Officials pleased with response

Guy Urban, a seismologist at the  West Coast Alaska Tsunami Warning Centre, confirmed B.C.'s Provincial Emergency Program officials were already aware of the U.S. tsunami warning by the time a regional conference call ended at 8:17 p.m.

"PEP was part of that conference call ...They think if there was a problem, someone in their fan-out list didn't get the message," said Urban.

But Kelli Kryzanowski, the province's manager of strategic initiatives for Emergency Management B.C., said she was pleased with the way local governments and individuals reacted to the quake and the tsunami threat.

The agency activated nine operations centres and sent out thousands of voice calls, emails, and faxes to first responders, she said.

Kryzanowski said as soon as local officials learn of an earthquake on the West Coast, they should start their own emergency procedures without waiting for provincial alerts.

"After these types of events we always do an analysis and have discussion about what will be the best ways to further enhance," Kryzanowski said.

"So at this point we're just doing the post mortem on this, figuring, looking at what went well, some of the lessons we can learn, and then those discussions will take place down the road."

Premier Christy Clark said she was happy with the province's response to the earthquake.

"If there are things to learn, then we'll go back and look at them, but here's the thing: no one was hurt, no one was injured. The system worked," Clark said.

"If it wasn't perfect, then we're going to go back and figure that out. I don't know if our response ever is perfect, but we need to make sure that we learn."

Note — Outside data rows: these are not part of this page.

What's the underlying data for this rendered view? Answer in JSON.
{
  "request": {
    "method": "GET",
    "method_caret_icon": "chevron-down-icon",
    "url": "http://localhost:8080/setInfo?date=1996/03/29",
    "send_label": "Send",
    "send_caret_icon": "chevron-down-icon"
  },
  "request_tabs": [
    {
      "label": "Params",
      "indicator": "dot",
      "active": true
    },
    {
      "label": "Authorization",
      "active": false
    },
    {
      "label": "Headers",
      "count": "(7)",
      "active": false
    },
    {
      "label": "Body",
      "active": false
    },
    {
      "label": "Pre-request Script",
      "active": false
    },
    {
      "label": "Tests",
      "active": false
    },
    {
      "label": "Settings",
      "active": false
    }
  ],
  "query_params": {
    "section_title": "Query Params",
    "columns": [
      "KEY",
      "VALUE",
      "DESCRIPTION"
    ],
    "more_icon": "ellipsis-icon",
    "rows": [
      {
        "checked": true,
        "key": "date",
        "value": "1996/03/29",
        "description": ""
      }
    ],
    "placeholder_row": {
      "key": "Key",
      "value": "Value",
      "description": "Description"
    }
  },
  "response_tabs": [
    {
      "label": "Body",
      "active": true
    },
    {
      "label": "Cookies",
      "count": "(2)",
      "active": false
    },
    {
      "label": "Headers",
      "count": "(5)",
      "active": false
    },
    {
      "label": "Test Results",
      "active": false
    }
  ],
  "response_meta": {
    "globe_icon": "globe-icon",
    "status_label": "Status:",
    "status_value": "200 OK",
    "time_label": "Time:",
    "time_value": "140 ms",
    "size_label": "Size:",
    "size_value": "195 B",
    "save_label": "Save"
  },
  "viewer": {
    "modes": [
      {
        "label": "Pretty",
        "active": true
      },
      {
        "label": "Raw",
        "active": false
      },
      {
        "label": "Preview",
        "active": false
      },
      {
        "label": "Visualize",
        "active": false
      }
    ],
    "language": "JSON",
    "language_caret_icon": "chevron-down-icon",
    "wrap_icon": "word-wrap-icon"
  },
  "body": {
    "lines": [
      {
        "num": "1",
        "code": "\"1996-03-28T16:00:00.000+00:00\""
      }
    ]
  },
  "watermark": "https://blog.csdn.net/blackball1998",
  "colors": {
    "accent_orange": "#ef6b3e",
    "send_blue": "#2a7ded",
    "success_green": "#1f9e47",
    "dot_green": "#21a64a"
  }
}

Justice Minister Shirley Bond was also pleased with the response of emergency officials and local governments, but added that she won't offer her own assessment of the response until after the review is complete.

Bond also said that at least one government system may have had technical difficulties.

Alert timeline

The first U.S. warning issued by the Pacific Tsunami Warning Center at 8:13 p.m. said a tsunami was not expected.

Then at 8:16 p.m. the center issued a new tsunami warning for coastal areas of B.C. from the north tip of Vancouver Island to Alaska.

It was not until 39 minutes later that the first tsunami warning was issued by B.C. emergency officials.

"A 7.7M #earthquake occurred 40 KM S of Sandspit, #BC at 8:04PM PDT," read Emergency Information B.C.'s first tweet at 8:55. "A #tsunami warning is in effect for north Vancouver Island."

Then at 9:06 pm, another B.C. agency — the Provincial Emergency Coordination Centre — issued its first tsunami warning by email to provincial emergency notification system recipients, including CBC News.

That warning covered the North Coast, Haida Gwaii, and the Central Coast including Bella Bella, Bella Coola and Shearwater.

"At this time it is believed that a low level tsunami could impact marinas and other coastal infrastructure. Or create strong currents in harbours and isolated coastal areas in these zones. Local governments in these zones are advised to activate their emergency plans and to immediately evacuate marinas, beaches and other areas that are below the normal high tide mark," said the warning.

At 9:20 p.m., Emergency Information B.C. issued a similar tweet, cancelling the warning for northern Vancouver Island and issuing a new one for areas closer to the quake.

"Tsunami warning for North Coast, Haida Gwaii & Central Coast. NO warning currently for North Van Island," said the 9:20 p.m. tweet.

With files from The Canadian Press